Exercise directions: Among the entries below, how many lines include "courses"? Give the number alone.

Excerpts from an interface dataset
BEGIN

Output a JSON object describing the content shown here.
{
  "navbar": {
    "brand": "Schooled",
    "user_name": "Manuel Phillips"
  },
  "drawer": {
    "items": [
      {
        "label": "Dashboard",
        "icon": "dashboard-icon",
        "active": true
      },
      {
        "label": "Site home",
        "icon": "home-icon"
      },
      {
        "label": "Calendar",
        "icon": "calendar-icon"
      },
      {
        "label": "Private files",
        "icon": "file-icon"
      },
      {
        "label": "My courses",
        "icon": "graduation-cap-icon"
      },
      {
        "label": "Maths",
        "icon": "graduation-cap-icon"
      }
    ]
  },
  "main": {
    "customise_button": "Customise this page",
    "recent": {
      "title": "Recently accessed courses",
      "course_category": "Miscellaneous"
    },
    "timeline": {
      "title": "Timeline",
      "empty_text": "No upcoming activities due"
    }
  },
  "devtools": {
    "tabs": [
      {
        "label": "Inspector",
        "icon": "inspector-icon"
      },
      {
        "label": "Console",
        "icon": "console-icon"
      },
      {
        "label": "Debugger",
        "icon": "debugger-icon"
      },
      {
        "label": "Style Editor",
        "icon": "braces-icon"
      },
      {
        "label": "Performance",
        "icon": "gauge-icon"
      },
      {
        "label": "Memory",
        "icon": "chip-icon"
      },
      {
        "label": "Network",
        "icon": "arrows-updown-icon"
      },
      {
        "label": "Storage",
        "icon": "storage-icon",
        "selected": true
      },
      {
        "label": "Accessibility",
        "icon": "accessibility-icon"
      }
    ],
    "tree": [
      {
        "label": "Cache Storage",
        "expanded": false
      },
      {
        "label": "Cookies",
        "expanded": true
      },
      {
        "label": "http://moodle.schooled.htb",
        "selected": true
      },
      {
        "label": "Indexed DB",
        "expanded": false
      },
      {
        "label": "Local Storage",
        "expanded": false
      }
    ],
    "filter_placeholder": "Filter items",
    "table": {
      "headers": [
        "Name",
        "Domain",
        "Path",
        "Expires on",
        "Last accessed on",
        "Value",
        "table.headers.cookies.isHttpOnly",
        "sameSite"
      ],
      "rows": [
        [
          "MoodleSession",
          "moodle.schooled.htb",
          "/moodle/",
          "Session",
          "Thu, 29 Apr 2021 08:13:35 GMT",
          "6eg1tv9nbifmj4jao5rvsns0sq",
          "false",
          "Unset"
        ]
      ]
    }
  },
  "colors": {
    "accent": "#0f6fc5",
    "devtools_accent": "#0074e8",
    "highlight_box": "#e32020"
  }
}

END

Reply to the exercise: 2